In the wake of the attention being paid to English language learners these days (by this newspaper and others) as well as students with disabilities, the public will be given a chance to influence an important policy affecting those students over the next few weeks.
Two public hearings have been scheduled to discuss the options for testing ELLs and students with disabilities on the National Assessment of Educational Progress, or NAEP, commonly known as “the nation’s report card.”
The hearings, to be held Jan. 30 and Feb. 4, will focus on efforts to bring more uniformity to the rules governing when ELLs and students with disabilities can be excluded from the NAEP, and receive special accommodations on it. Currently, states’ policies on exclusions and accommodations are all over the map, and as a result, the numbers of students they choose not to test, or offer special help, vary greatly. Those inconsistencies have led critics to question the legitimacy of NAEP scores in some jurisdictions.
The Jan. 30 hearing will be held in El Paso, Texas, at the University of Texas at El Paso, in the El Paso Natural Gas Conference Center, Wiggins Road, across from the campus library. The Feb. 4 event will be held in Washington, DC, at the Great Hall of the Charles Sumner School, 1201 17th Street, NW. Both hearings start at 9:30 a.m and last through the mid-afternoon. A committee of the National Assessment Governing Board is hosting the hearings, and public input is welcome. More details are available at the NAGB web site. They’re also accepting written testimony, which you can e-mail to them at email@example.com.
The governing board is mulling over a number of potential fixes to the exclusions/accommodations issue. These include setting uniform national policies for testing the students; altering the method for giving the NAEP through approaches such as “targeted testing”; adding “cautionary flags” if a jurisdiction’s exclusion or accommodations numbers get too big; expanding or cutting the number of allowable accommodations; setting “reasonable” exclusion/accommodation rates, based on states’ demographics and testing policies; and changing how exclusion and accommodation rates are reported to the public in NAEP reports.
It’s a very tangled issue for the governing board, for several reasons. States and cities set their own policies on testing those populations. Many decisions are left to local education officials dealing with students’ individualized education programs.
The surest sign of how much trouble this issue gives the governing board is the fact that they haven’t found a solution yet.

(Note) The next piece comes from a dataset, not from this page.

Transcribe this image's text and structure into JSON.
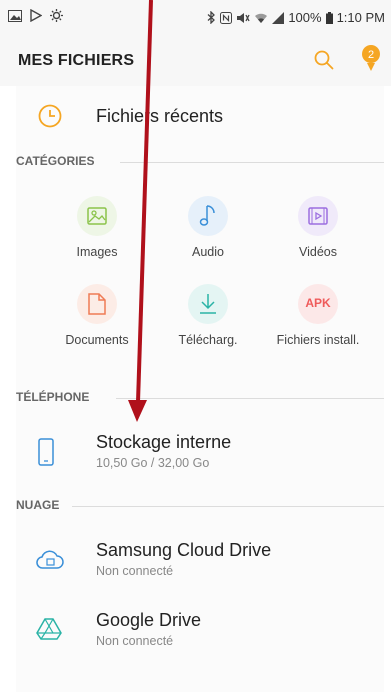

Maybe you can help them.
A version of this news article first appeared in the Curriculum Matters blog.